**Aim of the task**. Count up the lines of the data below that contain the string "JSON", then give only the total.

[[ Exercise material, beginning ]]

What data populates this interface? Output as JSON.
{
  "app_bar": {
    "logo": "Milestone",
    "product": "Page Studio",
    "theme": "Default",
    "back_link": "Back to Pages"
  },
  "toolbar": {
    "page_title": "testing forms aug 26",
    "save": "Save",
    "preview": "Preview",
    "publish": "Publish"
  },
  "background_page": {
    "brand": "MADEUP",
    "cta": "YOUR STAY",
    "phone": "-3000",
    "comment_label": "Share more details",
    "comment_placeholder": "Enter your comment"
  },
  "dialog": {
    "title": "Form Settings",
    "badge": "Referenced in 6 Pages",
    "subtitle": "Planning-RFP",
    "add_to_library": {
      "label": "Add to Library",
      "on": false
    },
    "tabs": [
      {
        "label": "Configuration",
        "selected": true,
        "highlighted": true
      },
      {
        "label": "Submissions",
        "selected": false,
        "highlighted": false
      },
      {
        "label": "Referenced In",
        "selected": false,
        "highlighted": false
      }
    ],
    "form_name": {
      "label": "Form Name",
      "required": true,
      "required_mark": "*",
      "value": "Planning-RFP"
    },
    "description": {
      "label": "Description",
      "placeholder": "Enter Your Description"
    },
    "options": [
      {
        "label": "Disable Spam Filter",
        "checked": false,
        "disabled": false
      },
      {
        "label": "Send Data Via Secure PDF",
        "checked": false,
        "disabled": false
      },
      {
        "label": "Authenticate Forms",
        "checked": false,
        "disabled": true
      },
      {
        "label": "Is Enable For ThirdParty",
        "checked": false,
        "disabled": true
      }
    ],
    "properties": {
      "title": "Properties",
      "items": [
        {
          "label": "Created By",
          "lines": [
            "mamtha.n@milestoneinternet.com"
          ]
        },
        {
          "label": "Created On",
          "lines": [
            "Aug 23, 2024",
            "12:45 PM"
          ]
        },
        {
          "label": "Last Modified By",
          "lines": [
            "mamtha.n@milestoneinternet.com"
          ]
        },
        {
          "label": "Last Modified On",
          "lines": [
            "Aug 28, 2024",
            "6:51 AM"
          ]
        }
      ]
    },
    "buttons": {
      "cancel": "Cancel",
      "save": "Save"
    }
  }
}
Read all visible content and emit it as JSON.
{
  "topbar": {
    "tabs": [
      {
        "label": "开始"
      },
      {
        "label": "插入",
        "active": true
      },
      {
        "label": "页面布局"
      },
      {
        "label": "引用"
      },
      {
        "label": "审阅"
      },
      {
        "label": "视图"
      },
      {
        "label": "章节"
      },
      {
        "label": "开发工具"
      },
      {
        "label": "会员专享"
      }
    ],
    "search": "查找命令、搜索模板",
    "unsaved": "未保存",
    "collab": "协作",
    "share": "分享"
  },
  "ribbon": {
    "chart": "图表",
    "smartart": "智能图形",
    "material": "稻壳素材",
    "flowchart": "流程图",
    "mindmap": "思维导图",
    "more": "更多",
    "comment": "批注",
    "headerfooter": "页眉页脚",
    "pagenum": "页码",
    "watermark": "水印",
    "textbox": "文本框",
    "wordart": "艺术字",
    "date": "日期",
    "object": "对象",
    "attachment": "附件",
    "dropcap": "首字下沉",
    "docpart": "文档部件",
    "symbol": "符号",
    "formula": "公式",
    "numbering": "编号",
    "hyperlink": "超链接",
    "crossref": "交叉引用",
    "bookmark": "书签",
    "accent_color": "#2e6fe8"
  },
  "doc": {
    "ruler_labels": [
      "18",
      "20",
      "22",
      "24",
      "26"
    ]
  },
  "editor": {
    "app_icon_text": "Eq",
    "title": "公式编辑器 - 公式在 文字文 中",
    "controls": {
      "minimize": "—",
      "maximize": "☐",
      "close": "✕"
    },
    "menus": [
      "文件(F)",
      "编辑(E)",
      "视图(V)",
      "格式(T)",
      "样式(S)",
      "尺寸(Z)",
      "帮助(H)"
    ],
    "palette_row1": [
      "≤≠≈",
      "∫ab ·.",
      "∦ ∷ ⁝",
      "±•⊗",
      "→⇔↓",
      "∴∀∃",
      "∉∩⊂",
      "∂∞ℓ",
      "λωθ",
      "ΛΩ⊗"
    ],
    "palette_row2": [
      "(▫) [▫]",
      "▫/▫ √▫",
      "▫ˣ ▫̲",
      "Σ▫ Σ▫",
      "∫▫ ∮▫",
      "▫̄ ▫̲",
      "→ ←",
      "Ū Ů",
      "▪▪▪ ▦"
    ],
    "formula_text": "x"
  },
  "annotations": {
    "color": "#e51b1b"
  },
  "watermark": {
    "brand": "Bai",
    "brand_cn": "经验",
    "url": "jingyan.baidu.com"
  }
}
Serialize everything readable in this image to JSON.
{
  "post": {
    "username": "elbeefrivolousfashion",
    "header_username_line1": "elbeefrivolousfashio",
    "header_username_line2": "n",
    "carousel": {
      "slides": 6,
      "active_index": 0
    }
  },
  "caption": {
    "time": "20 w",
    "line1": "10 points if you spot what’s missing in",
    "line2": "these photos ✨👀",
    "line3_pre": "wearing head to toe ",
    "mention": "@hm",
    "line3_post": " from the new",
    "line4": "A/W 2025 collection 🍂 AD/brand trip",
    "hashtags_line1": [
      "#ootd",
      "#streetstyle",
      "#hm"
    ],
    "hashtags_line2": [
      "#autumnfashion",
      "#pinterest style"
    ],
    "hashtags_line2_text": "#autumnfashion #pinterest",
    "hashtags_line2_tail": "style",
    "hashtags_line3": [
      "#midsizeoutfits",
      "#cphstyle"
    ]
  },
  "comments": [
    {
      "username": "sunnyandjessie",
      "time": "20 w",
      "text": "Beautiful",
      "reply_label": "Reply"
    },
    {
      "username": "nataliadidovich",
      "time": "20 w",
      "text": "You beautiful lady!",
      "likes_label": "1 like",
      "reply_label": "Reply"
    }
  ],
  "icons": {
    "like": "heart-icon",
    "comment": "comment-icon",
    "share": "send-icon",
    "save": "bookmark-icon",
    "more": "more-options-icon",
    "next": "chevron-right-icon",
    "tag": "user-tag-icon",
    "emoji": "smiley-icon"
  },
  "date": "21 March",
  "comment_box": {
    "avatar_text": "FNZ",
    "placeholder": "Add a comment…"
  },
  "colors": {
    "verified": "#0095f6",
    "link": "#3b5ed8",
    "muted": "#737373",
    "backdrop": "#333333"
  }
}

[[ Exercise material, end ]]

**Solution for this exercise**. 3